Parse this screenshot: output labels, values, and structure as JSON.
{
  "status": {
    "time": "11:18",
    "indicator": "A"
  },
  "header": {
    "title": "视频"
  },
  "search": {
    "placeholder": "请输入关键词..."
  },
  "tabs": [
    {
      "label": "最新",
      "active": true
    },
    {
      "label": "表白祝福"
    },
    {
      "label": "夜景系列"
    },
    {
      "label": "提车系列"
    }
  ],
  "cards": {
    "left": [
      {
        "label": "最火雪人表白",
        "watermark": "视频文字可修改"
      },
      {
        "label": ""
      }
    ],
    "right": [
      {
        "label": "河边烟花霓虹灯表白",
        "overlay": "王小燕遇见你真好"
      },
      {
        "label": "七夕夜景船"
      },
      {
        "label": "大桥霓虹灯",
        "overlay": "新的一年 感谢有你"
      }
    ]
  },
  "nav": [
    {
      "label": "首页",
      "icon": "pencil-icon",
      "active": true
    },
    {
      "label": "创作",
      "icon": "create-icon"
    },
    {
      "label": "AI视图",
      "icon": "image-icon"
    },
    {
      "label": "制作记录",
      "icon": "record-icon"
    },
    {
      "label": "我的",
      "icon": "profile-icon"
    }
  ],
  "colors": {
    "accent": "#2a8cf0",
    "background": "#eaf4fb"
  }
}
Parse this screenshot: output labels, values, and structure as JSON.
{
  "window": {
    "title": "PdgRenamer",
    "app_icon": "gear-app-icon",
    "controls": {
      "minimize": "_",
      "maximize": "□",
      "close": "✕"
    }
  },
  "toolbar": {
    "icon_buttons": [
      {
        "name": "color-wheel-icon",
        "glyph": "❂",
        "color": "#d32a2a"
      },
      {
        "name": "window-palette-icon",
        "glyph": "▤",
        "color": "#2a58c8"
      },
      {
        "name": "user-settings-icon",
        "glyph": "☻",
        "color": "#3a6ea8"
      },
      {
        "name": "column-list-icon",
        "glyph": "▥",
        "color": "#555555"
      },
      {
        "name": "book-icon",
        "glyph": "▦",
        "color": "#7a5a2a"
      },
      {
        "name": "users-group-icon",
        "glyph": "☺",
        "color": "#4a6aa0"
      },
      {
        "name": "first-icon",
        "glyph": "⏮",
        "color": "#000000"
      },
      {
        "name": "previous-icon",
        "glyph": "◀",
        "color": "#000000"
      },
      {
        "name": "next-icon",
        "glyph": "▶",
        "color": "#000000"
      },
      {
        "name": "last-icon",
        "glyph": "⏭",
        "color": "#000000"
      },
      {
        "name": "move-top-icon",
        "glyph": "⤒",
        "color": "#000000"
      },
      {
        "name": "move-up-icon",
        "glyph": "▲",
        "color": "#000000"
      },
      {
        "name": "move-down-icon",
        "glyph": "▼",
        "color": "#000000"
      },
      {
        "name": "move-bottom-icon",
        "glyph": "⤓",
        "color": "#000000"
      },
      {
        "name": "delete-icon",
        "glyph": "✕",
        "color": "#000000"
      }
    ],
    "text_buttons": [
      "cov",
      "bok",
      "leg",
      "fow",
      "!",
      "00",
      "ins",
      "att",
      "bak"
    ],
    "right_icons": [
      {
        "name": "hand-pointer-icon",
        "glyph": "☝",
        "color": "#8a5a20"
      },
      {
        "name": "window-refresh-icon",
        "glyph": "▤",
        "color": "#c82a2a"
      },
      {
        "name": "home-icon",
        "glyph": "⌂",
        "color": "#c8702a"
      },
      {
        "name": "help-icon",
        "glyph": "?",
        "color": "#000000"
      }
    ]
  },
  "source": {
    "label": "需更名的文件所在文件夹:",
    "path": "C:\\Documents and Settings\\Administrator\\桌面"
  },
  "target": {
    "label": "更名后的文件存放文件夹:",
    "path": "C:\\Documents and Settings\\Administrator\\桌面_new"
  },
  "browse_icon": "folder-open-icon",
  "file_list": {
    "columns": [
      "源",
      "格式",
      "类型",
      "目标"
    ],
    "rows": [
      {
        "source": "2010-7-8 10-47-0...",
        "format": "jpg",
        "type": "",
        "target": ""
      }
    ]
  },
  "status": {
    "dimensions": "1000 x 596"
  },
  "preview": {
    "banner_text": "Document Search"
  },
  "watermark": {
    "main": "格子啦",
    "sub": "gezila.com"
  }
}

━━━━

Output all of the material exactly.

## WRITTEN SOLUTION
Parse this screenshot: output labels, values, and structure as JSON.
{
  "status": {
    "time": "11:18",
    "indicator": "A"
  },
  "header": {
    "title": "视频"
  },
  "search": {
    "placeholder": "请输入关键词..."
  },
  "tabs": [
    {
      "label": "最新",
      "active": true
    },
    {
      "label": "表白祝福"
    },
    {
      "label": "夜景系列"
    },
    {
      "label": "提车系列"
    }
  ],
  "cards": {
    "left": [
      {
        "label": "最火雪人表白",
        "watermark": "视频文字可修改"
      },
      {
        "label": ""
      }
    ],
    "right": [
      {
        "label": "河边烟花霓虹灯表白",
        "overlay": "王小燕遇见你真好"
      },
      {
        "label": "七夕夜景船"
      },
      {
        "label": "大桥霓虹灯",
        "overlay": "新的一年 感谢有你"
      }
    ]
  },
  "nav": [
    {
      "label": "首页",
      "icon": "pencil-icon",
      "active": true
    },
    {
      "label": "创作",
      "icon": "create-icon"
    },
    {
      "label": "AI视图",
      "icon": "image-icon"
    },
    {
      "label": "制作记录",
      "icon": "record-icon"
    },
    {
      "label": "我的",
      "icon": "profile-icon"
    }
  ],
  "colors": {
    "accent": "#2a8cf0",
    "background": "#eaf4fb"
  }
}
Parse this screenshot: output labels, values, and structure as JSON.
{
  "window": {
    "title": "PdgRenamer",
    "app_icon": "gear-app-icon",
    "controls": {
      "minimize": "_",
      "maximize": "□",
      "close": "✕"
    }
  },
  "toolbar": {
    "icon_buttons": [
      {
        "name": "color-wheel-icon",
        "glyph": "❂",
        "color": "#d32a2a"
      },
      {
        "name": "window-palette-icon",
        "glyph": "▤",
        "color": "#2a58c8"
      },
      {
        "name": "user-settings-icon",
        "glyph": "☻",
        "color": "#3a6ea8"
      },
      {
        "name": "column-list-icon",
        "glyph": "▥",
        "color": "#555555"
      },
      {
        "name": "book-icon",
        "glyph": "▦",
        "color": "#7a5a2a"
      },
      {
        "name": "users-group-icon",
        "glyph": "☺",
        "color": "#4a6aa0"
      },
      {
        "name": "first-icon",
        "glyph": "⏮",
        "color": "#000000"
      },
      {
        "name": "previous-icon",
        "glyph": "◀",
        "color": "#000000"
      },
      {
        "name": "next-icon",
        "glyph": "▶",
        "color": "#000000"
      },
      {
        "name": "last-icon",
        "glyph": "⏭",
        "color": "#000000"
      },
      {
        "name": "move-top-icon",
        "glyph": "⤒",
        "color": "#000000"
      },
      {
        "name": "move-up-icon",
        "glyph": "▲",
        "color": "#000000"
      },
      {
        "name": "move-down-icon",
        "glyph": "▼",
        "color": "#000000"
      },
      {
        "name": "move-bottom-icon",
        "glyph": "⤓",
        "color": "#000000"
      },
      {
        "name": "delete-icon",
        "glyph": "✕",
        "color": "#000000"
      }
    ],
    "text_buttons": [
      "cov",
      "bok",
      "leg",
      "fow",
      "!",
      "00",
      "ins",
      "att",
      "bak"
    ],
    "right_icons": [
      {
        "name": "hand-pointer-icon",
        "glyph": "☝",
        "color": "#8a5a20"
      },
      {
        "name": "window-refresh-icon",
        "glyph": "▤",
        "color": "#c82a2a"
      },
      {
        "name": "home-icon",
        "glyph": "⌂",
        "color": "#c8702a"
      },
      {
        "name": "help-icon",
        "glyph": "?",
        "color": "#000000"
      }
    ]
  },
  "source": {
    "label": "需更名的文件所在文件夹:",
    "path": "C:\\Documents and Settings\\Administrator\\桌面"
  },
  "target": {
    "label": "更名后的文件存放文件夹:",
    "path": "C:\\Documents and Settings\\Administrator\\桌面_new"
  },
  "browse_icon": "folder-open-icon",
  "file_list": {
    "columns": [
      "源",
      "格式",
      "类型",
      "目标"
    ],
    "rows": [
      {
        "source": "2010-7-8 10-47-0...",
        "format": "jpg",
        "type": "",
        "target": ""
      }
    ]
  },
  "status": {
    "dimensions": "1000 x 596"
  },
  "preview": {
    "banner_text": "Document Search"
  },
  "watermark": {
    "main": "格子啦",
    "sub": "gezila.com"
  }
}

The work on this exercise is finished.